The pattern used is from Bella Coco’s “12-Point Star Tutorial” (youtube link), but really it’s just a circular ripple blanket; there are lots of patterns out there. Hook was a G/6, which gave this a nice drape. I finished it with just a row of single crochet all the way around to give it a bit of an edge (the plan was to do two rows, but I didn’t have quite enough left in the skein to make it work).
My special thanks to Tertia, who did a quality control inspection for me before I blocked it (six-month-old for scale):
And now that this is finished — well, I still have to mail it, but you know — I guess it’s about time to start my Christmas crocheting. Yikes. Winter is coming, crafters.
This is a “virus” pattern baby blanket made for a baby girl at church, due to make her arrival next month. I like the pattern ok; it’s identical to a virus shawl except for the setup rounds, so it took very little concentration. I like the colours ok; they remind me of a soft summer sunrise. But I am never, never, never using this yarn again.
This was made with Lion Brand’s Big Scoop yarn in the colourway “Parfait” and it was infuriating. I should have remembered that, because this is actually the third project I started with the same skein (the first two got frogged). Nearly every time I pulled a length of yarn, I got a tangled mess of yarn barf from the middle. Some of the tangles were so bad I actually had to cut the yarn (three times!!) because I couldn’t get them undone. ALSDKFGDLFKJGFDLJGSDFG.

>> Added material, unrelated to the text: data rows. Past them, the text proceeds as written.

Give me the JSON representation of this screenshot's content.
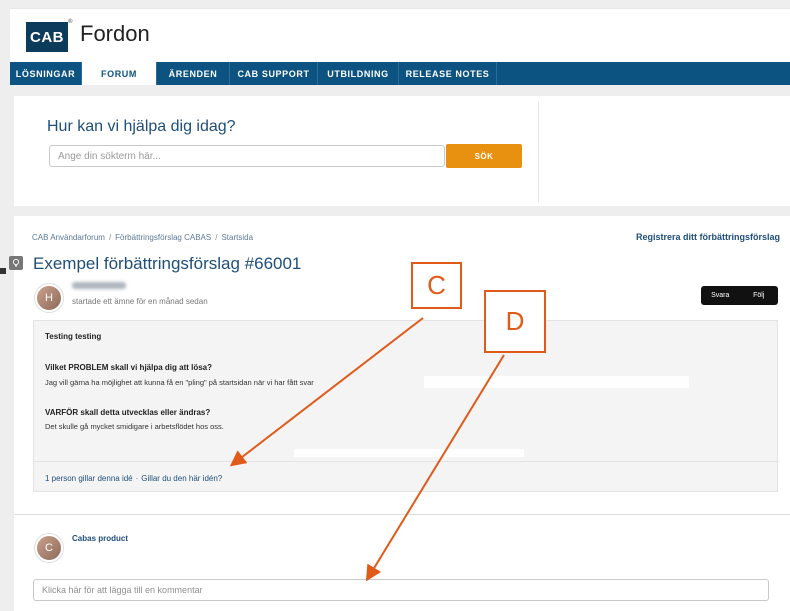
{
  "header": {
    "logo_text": "CAB",
    "logo_mark": "®",
    "brand": "Fordon"
  },
  "nav": {
    "items": [
      {
        "label": "LÖSNINGAR",
        "active": false
      },
      {
        "label": "FORUM",
        "active": true
      },
      {
        "label": "ÄRENDEN",
        "active": false
      },
      {
        "label": "CAB SUPPORT",
        "active": false
      },
      {
        "label": "UTBILDNING",
        "active": false
      },
      {
        "label": "RELEASE NOTES",
        "active": false
      }
    ]
  },
  "search": {
    "title": "Hur kan vi hjälpa dig idag?",
    "placeholder": "Ange din sökterm här...",
    "button_label": "SÖK"
  },
  "breadcrumb": {
    "items": [
      "CAB Användarforum",
      "Förbättringsförslag CABAS",
      "Startsida"
    ],
    "separator": "/"
  },
  "register_link": "Registrera ditt förbättringsförslag",
  "post": {
    "title": "Exempel förbättringsförslag #66001",
    "author_initial": "H",
    "meta": "startade ett ämne för en månad sedan",
    "reply_label": "Svara",
    "follow_label": "Följ",
    "intro": "Testing testing",
    "problem_heading": "Vilket PROBLEM skall vi hjälpa dig att lösa?",
    "problem_text": "Jag vill gärna ha möjlighet att kunna få en \"pling\" på startsidan när vi har fått svar",
    "why_heading": "VARFÖR skall detta utvecklas eller ändras?",
    "why_text": "Det skulle gå mycket smidigare i arbetsflödet hos oss.",
    "likes_text": "1 person gillar denna idé",
    "likes_separator": "·",
    "likes_question": "Gillar du den här idén?"
  },
  "comment": {
    "author_initial": "C",
    "author_name": "Cabas product",
    "placeholder": "Klicka här för att lägga till en kommentar"
  },
  "annotations": {
    "c_label": "C",
    "d_label": "D",
    "color": "#e05a1a"
  },
  "colors": {
    "nav_bg": "#0c5382",
    "brand_blue": "#1f4e79",
    "search_button": "#e8900f",
    "logo_bg": "#0d3b5c"
  },
  "icons": {
    "idea": "lightbulb-icon"
  }
}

One thing I am pleased with is the little flower I self-drafted to embellish the centre. It was just pale blue mass, so I thought I needed a little something. Here is the pattern for anyone who is interested:
Quick Crochet Flower
Chain 4, join with slip stitch to make round. Single crochet 7x in the round. Join with slip stitch, chain 1, turn.
2 single crochets in each single crochet below (14 stitches total). Join with slip stitch.
Chain 5, turn. Skip stitch, join with slip stitch to following single crochet below. Chain 5, skip stitch, join to following stitch as above. Repeat until end of round, join with slip stitch to first stitch (7 petals).
Turn. Slip stitch into next empty single crochet below. Chain 7, skip stitch, join to following single crochet below. Since you’re working on the back of the existing petals, you’ll want to watch that your yarn doesn’t grab any of them. Repeat until end of round, slip stitch to join (14 petals) and fasten off.
To finish this off, I added a quick border to the last set of virus shells consisting of four rows of moss stitch. Overall I am pretty pleased with how it all came together, but my gosh, Big Scoop — you’re the worst.
Six colours, three stitches, 35 rows, plus 54 ends to weave in… equals one baby blanket. And now that it’s finished, I may finally have some time to attend to my reading!
This is a self-drafted pattern. I started out with two skeins of varigated DK acrylic yarn I’ve had sitting around for a couple of years — that’s where the white and the pinks come from. For the central granny square, I basically followed their original arrangement in my rows, alternating with the blue that acted as my neutral. The pattern is ABA, blue, BCB, blue, CDC, blue, etc., until it wraps around again to “A” (white) as the middle colour of the triad. I don’t know if I explained that well, but if you look you should be able to see exactly what I mean.
After the last row of blue granny stitch, I went all the way around in single crochet in order to establish a good base for my border. For that, I did two rows of moss stitch in each colour from the white-pink skeins, followed by blue loops to finish it all off (single crochets in every other moss stitch ‘hole’ below, joined by a five-stitch chain in between).
I am very pleased with how this turned out. It will be gifted to a much-anticipated little girl who is due in September, and I hope that she will use it for many years.